_What you are asked to do_:
Produce a faithful copy of every record below, without the pictures.

◆ ◆ ◆ ◆ ◆

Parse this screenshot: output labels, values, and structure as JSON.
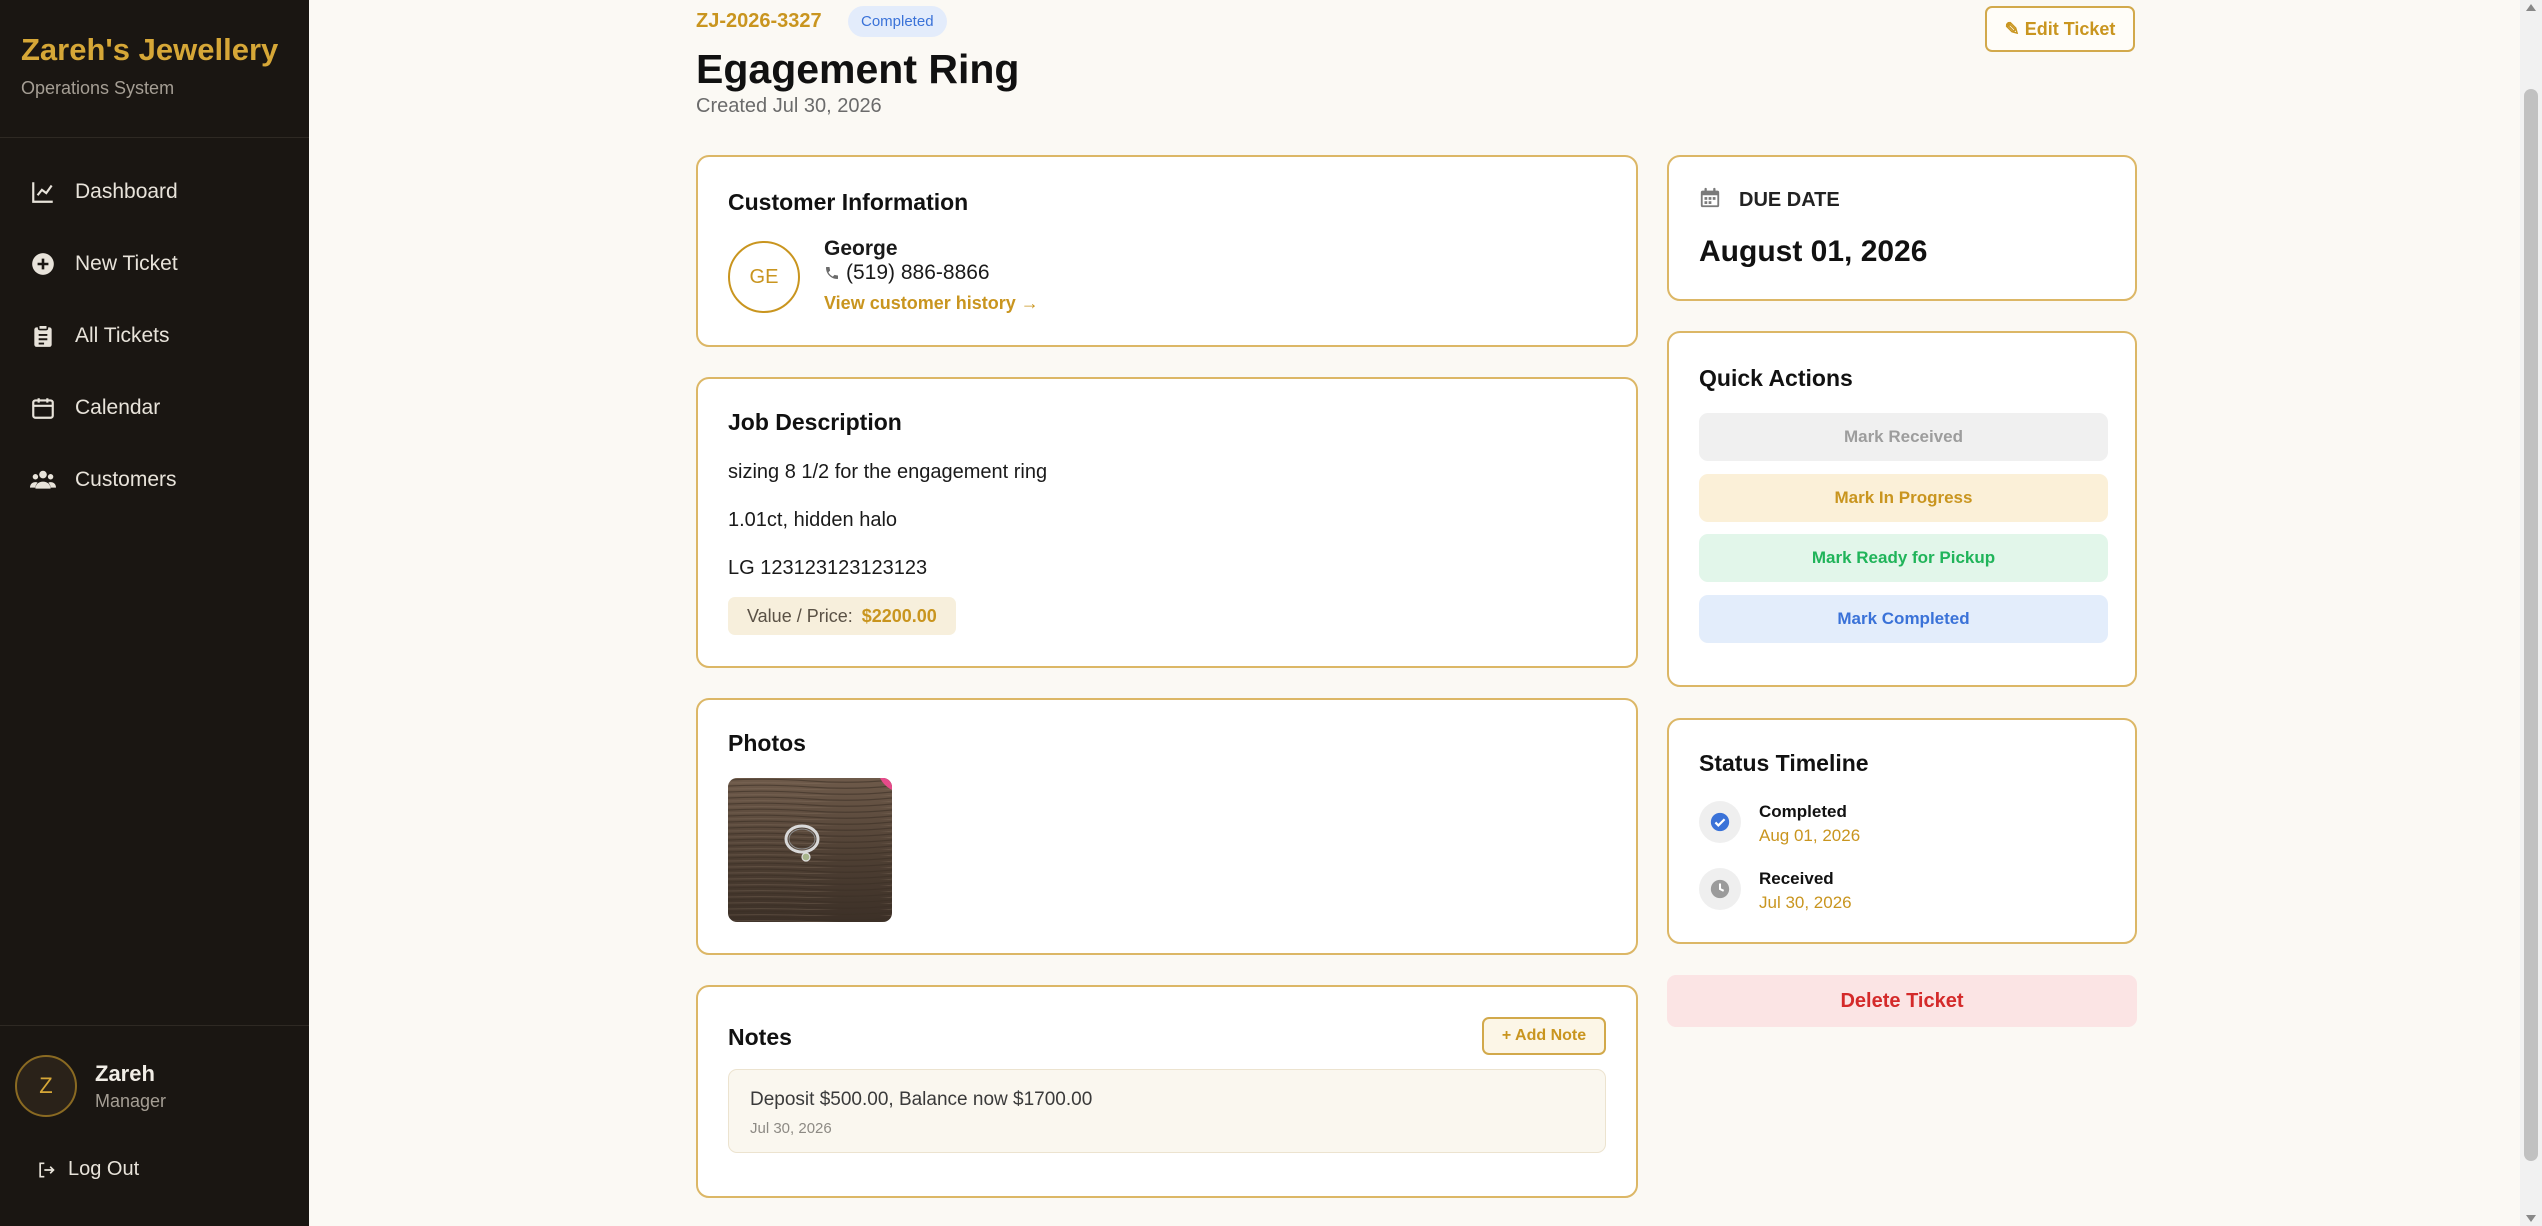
{
  "brand": {
    "title": "Zareh's Jewellery",
    "subtitle": "Operations System"
  },
  "nav": [
    {
      "label": "Dashboard",
      "icon": "chart-line-icon"
    },
    {
      "label": "New Ticket",
      "icon": "plus-circle-icon"
    },
    {
      "label": "All Tickets",
      "icon": "clipboard-icon"
    },
    {
      "label": "Calendar",
      "icon": "calendar-icon"
    },
    {
      "label": "Customers",
      "icon": "users-icon"
    }
  ],
  "user": {
    "initial": "Z",
    "name": "Zareh",
    "role": "Manager",
    "logout": "Log Out"
  },
  "ticket": {
    "id": "ZJ-2026-3327",
    "status": "Completed",
    "title": "Egagement Ring",
    "created": "Created Jul 30, 2026",
    "edit_label": "✎ Edit Ticket"
  },
  "customer": {
    "heading": "Customer Information",
    "initials": "GE",
    "name": "George",
    "phone": "(519) 886-8866",
    "history_link": "View customer history →"
  },
  "job": {
    "heading": "Job Description",
    "lines": [
      "sizing 8 1/2 for the engagement ring",
      "1.01ct, hidden halo",
      "LG 123123123123123"
    ],
    "price_label": "Value / Price:",
    "price_value": "$2200.00"
  },
  "photos": {
    "heading": "Photos"
  },
  "notes": {
    "heading": "Notes",
    "add_label": "+ Add Note",
    "items": [
      {
        "text": "Deposit $500.00, Balance now $1700.00",
        "date": "Jul 30, 2026"
      }
    ]
  },
  "due": {
    "label": "DUE DATE",
    "date": "August 01, 2026"
  },
  "quick_actions": {
    "heading": "Quick Actions",
    "buttons": [
      "Mark Received",
      "Mark In Progress",
      "Mark Ready for Pickup",
      "Mark Completed"
    ]
  },
  "timeline": {
    "heading": "Status Timeline",
    "items": [
      {
        "title": "Completed",
        "date": "Aug 01, 2026"
      },
      {
        "title": "Received",
        "date": "Jul 30, 2026"
      }
    ]
  },
  "delete_label": "Delete Ticket",
  "colors": {
    "accent": "#c9951f",
    "sidebar": "#1a1612",
    "completed_badge": "#3a72d8",
    "danger": "#d42a2a"
  }
}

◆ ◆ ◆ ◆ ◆

_Solution below_:
Parse this screenshot: output labels, values, and structure as JSON.
{
  "brand": {
    "title": "Zareh's Jewellery",
    "subtitle": "Operations System"
  },
  "nav": [
    {
      "label": "Dashboard",
      "icon": "chart-line-icon"
    },
    {
      "label": "New Ticket",
      "icon": "plus-circle-icon"
    },
    {
      "label": "All Tickets",
      "icon": "clipboard-icon"
    },
    {
      "label": "Calendar",
      "icon": "calendar-icon"
    },
    {
      "label": "Customers",
      "icon": "users-icon"
    }
  ],
  "user": {
    "initial": "Z",
    "name": "Zareh",
    "role": "Manager",
    "logout": "Log Out"
  },
  "ticket": {
    "id": "ZJ-2026-3327",
    "status": "Completed",
    "title": "Egagement Ring",
    "created": "Created Jul 30, 2026",
    "edit_label": "✎ Edit Ticket"
  },
  "customer": {
    "heading": "Customer Information",
    "initials": "GE",
    "name": "George",
    "phone": "(519) 886-8866",
    "history_link": "View customer history →"
  },
  "job": {
    "heading": "Job Description",
    "lines": [
      "sizing 8 1/2 for the engagement ring",
      "1.01ct, hidden halo",
      "LG 123123123123123"
    ],
    "price_label": "Value / Price:",
    "price_value": "$2200.00"
  },
  "photos": {
    "heading": "Photos"
  },
  "notes": {
    "heading": "Notes",
    "add_label": "+ Add Note",
    "items": [
      {
        "text": "Deposit $500.00, Balance now $1700.00",
        "date": "Jul 30, 2026"
      }
    ]
  },
  "due": {
    "label": "DUE DATE",
    "date": "August 01, 2026"
  },
  "quick_actions": {
    "heading": "Quick Actions",
    "buttons": [
      "Mark Received",
      "Mark In Progress",
      "Mark Ready for Pickup",
      "Mark Completed"
    ]
  },
  "timeline": {
    "heading": "Status Timeline",
    "items": [
      {
        "title": "Completed",
        "date": "Aug 01, 2026"
      },
      {
        "title": "Received",
        "date": "Jul 30, 2026"
      }
    ]
  },
  "delete_label": "Delete Ticket",
  "colors": {
    "accent": "#c9951f",
    "sidebar": "#1a1612",
    "completed_badge": "#3a72d8",
    "danger": "#d42a2a"
  }
}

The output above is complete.